**WHAT IS BEING ASKED**
Report, word for word, every line of the material that contains "focused".

**DATA FOR PROCESSING**
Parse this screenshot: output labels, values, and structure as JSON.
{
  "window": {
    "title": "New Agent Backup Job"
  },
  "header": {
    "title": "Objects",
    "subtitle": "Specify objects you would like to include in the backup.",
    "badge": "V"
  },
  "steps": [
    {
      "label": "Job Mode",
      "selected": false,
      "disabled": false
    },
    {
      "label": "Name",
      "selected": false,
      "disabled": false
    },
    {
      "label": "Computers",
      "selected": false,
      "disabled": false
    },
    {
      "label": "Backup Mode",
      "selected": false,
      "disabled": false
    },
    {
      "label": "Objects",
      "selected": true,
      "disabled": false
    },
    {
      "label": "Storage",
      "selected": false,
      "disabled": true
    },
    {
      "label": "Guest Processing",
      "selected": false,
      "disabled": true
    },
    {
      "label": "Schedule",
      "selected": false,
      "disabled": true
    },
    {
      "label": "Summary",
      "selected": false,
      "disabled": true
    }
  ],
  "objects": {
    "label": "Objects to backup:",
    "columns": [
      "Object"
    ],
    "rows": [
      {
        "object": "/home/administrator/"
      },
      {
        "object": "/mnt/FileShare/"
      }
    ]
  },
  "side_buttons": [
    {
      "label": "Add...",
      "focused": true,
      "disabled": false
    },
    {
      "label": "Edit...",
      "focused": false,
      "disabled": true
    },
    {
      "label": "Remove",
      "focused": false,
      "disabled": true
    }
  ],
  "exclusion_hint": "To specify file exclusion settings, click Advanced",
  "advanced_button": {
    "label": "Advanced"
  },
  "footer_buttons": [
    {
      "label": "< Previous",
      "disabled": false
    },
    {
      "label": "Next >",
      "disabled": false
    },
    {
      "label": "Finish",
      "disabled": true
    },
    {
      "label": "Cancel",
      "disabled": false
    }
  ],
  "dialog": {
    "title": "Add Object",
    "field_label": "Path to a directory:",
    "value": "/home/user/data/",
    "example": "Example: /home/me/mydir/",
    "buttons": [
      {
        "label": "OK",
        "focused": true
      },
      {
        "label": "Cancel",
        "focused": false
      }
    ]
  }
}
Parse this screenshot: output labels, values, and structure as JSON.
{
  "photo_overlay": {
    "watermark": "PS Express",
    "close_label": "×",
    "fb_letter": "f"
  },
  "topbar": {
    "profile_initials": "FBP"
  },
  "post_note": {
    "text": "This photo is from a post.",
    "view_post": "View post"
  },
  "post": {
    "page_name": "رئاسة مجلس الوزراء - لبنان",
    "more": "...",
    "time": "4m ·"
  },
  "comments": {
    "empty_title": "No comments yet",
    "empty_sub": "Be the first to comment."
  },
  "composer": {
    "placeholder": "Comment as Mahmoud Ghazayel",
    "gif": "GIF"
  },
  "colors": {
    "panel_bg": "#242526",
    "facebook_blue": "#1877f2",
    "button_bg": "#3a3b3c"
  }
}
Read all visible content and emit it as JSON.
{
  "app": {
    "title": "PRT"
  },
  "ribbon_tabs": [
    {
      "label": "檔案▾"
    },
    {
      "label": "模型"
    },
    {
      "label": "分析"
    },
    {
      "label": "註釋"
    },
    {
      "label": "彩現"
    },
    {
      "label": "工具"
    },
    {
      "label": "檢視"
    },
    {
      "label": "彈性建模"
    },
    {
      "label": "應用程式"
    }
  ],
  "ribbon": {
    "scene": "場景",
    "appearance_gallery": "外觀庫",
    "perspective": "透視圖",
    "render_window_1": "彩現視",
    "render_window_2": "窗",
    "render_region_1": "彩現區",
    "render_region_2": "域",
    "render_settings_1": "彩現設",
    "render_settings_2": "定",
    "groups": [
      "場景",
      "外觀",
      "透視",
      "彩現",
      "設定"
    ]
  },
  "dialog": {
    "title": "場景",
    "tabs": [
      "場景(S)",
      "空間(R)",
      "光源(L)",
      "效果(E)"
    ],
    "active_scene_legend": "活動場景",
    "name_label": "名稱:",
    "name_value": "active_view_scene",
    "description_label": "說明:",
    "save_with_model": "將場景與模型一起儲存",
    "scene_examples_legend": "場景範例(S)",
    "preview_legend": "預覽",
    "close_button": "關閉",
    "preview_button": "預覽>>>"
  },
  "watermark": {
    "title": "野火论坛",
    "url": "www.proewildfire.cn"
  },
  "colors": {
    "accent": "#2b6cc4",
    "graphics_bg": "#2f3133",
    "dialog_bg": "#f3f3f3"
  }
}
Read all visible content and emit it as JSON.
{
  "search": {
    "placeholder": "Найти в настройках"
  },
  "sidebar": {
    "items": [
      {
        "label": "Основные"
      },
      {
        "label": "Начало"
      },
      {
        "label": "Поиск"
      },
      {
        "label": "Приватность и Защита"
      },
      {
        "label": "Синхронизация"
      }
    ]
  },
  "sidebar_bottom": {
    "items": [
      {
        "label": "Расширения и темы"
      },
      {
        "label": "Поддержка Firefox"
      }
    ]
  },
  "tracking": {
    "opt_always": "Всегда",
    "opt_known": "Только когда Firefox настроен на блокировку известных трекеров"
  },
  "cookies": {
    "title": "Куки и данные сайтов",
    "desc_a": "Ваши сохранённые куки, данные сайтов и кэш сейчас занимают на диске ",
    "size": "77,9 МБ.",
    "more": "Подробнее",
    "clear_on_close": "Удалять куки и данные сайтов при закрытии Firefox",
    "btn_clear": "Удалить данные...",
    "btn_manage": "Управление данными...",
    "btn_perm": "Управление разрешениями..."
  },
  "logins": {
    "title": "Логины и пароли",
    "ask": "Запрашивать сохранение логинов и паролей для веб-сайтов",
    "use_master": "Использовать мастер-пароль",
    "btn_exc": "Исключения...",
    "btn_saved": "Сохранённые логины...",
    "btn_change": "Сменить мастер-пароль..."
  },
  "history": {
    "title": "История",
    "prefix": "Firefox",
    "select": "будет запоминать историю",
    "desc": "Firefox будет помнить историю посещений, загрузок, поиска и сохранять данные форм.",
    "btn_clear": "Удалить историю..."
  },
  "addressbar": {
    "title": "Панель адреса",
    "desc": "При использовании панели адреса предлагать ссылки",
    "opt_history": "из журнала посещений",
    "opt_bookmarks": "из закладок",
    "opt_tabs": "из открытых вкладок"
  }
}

**WRITTEN ANSWER**
      "focused": true,
      "focused": false,
      "focused": false,
        "focused": true
        "focused": false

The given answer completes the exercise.